* **Directions**: Where the records below have a line with "header", that line is to be copied.

App and web page records:
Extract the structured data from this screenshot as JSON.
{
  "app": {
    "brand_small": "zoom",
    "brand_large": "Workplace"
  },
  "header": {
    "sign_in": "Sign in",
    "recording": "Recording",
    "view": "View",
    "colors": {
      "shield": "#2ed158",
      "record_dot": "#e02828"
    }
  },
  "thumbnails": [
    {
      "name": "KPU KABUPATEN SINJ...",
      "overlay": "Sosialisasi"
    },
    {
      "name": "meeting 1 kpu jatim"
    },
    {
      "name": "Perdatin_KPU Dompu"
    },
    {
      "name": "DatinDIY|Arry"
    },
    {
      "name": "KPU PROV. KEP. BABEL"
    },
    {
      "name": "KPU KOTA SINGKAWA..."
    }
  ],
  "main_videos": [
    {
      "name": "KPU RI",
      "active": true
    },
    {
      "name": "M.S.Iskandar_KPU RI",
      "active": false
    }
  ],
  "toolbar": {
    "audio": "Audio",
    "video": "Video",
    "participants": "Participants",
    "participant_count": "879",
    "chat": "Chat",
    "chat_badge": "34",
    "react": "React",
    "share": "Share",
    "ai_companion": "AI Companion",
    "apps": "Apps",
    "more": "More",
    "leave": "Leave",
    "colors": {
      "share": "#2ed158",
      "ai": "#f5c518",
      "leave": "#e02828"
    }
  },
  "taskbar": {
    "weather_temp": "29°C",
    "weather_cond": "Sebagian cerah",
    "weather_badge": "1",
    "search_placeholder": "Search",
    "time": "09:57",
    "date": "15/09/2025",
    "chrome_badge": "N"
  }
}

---

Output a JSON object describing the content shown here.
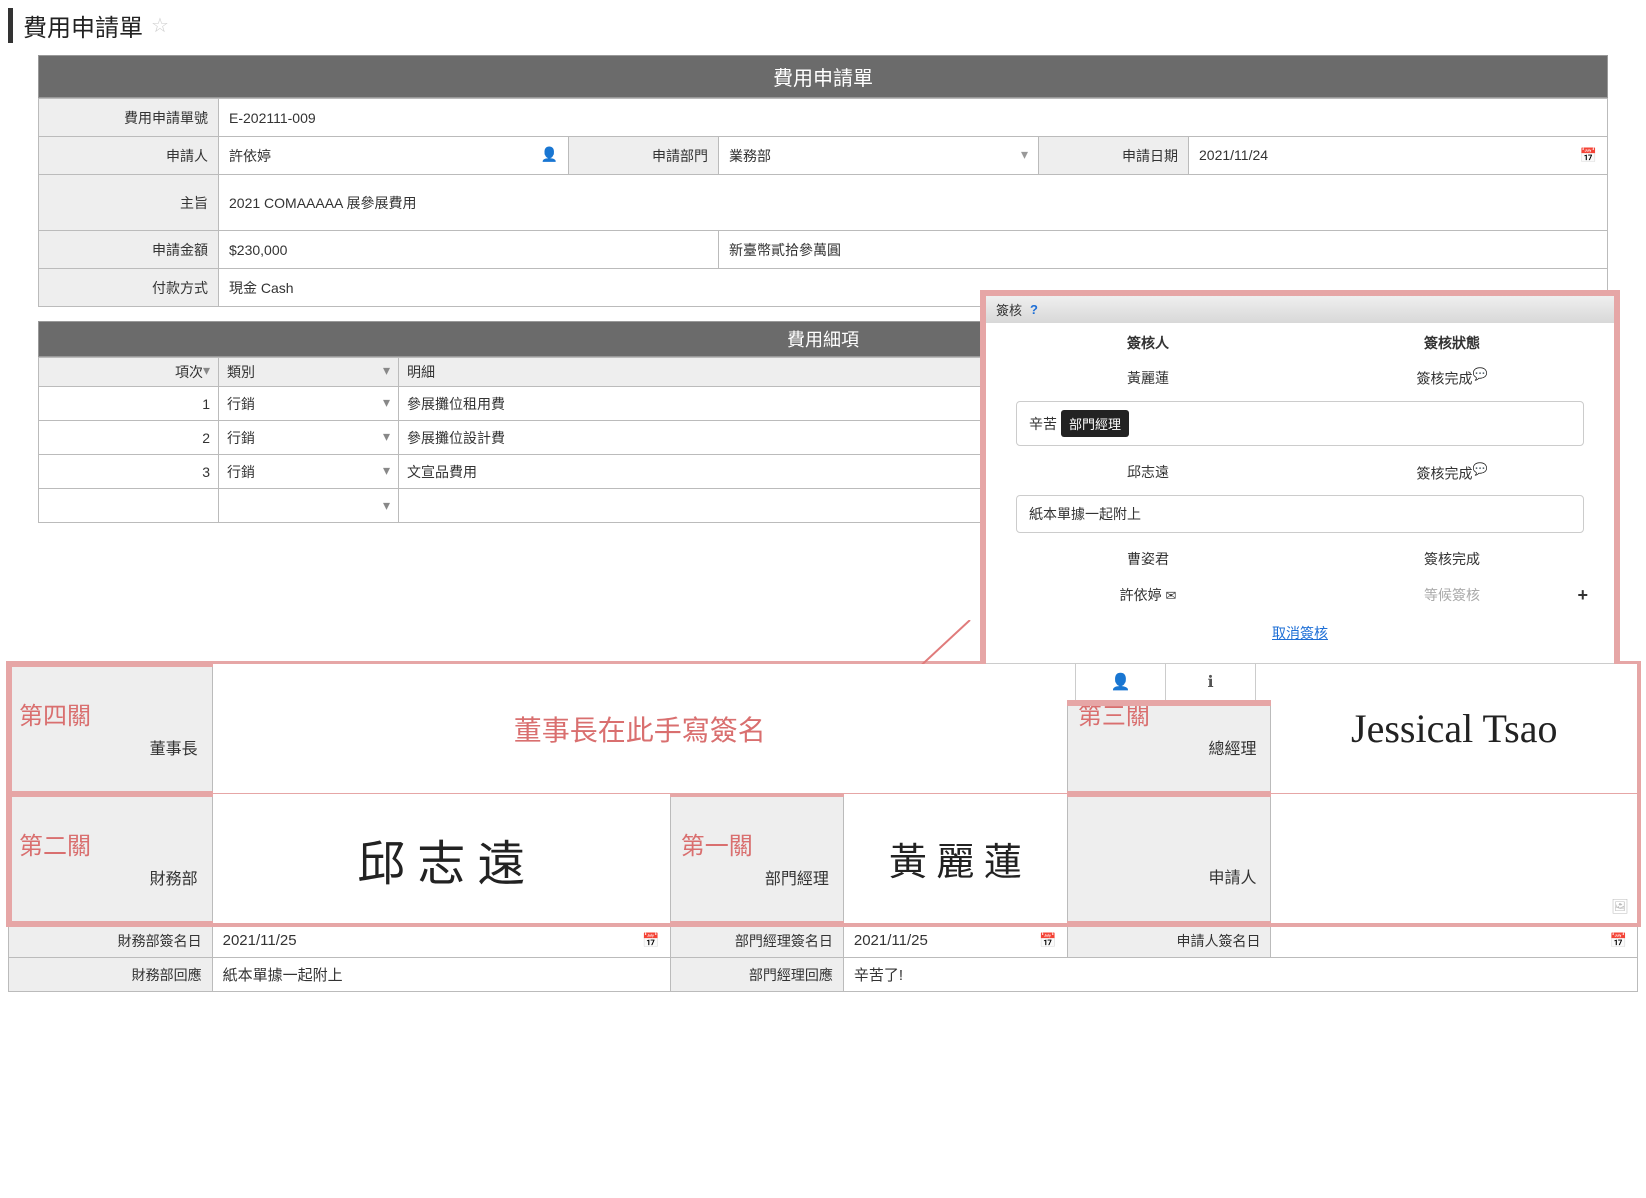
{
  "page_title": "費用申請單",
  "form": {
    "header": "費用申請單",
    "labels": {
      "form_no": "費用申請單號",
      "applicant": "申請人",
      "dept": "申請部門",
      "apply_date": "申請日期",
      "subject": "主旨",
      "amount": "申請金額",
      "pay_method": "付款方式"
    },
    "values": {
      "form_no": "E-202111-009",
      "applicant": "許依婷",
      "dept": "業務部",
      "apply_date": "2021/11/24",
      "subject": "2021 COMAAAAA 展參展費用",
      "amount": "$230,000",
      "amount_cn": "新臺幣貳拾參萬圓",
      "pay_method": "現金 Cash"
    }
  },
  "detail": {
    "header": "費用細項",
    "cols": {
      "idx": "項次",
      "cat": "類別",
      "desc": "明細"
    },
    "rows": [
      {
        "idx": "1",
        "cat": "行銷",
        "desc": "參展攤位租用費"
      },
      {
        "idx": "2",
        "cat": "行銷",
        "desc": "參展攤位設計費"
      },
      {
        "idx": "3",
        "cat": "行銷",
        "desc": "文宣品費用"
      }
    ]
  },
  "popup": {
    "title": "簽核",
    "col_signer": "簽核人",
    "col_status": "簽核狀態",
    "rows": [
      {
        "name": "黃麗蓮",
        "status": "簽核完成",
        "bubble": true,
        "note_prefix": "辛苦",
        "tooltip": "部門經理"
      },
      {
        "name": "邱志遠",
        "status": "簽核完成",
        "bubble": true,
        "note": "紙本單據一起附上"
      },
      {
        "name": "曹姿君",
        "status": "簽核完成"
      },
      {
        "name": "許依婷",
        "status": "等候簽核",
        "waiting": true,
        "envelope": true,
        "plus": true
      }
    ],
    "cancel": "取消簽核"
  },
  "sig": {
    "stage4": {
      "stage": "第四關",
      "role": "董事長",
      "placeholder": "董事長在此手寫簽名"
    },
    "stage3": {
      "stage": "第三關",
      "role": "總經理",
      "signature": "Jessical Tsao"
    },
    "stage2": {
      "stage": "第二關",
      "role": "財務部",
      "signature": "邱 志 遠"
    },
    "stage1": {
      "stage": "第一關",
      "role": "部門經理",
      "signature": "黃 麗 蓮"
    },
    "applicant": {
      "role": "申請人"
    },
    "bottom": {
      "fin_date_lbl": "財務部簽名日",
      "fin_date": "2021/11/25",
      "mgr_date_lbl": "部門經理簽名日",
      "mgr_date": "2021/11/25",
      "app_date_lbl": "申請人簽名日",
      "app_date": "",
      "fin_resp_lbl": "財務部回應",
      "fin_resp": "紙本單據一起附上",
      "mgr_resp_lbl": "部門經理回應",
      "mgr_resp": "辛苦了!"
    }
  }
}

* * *

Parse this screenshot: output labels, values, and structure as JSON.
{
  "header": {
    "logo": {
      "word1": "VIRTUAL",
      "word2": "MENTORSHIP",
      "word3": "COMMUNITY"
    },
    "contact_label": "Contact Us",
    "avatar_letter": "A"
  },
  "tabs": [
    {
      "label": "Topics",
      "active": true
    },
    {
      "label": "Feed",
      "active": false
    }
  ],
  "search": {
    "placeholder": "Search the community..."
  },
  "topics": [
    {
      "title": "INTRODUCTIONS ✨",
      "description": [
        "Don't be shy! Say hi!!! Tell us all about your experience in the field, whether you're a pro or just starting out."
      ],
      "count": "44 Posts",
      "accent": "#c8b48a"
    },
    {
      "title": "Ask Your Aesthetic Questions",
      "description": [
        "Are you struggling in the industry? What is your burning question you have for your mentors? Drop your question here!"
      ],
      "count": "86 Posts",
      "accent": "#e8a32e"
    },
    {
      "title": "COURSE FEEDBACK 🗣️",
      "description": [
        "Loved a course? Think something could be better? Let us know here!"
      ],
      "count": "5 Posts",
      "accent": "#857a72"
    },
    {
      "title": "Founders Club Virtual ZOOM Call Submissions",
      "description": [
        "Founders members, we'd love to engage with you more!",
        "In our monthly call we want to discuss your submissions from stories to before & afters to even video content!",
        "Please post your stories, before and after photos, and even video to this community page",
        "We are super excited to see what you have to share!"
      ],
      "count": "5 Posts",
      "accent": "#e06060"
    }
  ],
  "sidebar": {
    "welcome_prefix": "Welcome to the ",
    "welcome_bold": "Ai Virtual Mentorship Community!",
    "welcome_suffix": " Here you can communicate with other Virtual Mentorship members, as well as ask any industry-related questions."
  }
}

* **Written answer**:
  "header": {
    "header": "費用申請單",
    "header": "費用細項",
  "header": {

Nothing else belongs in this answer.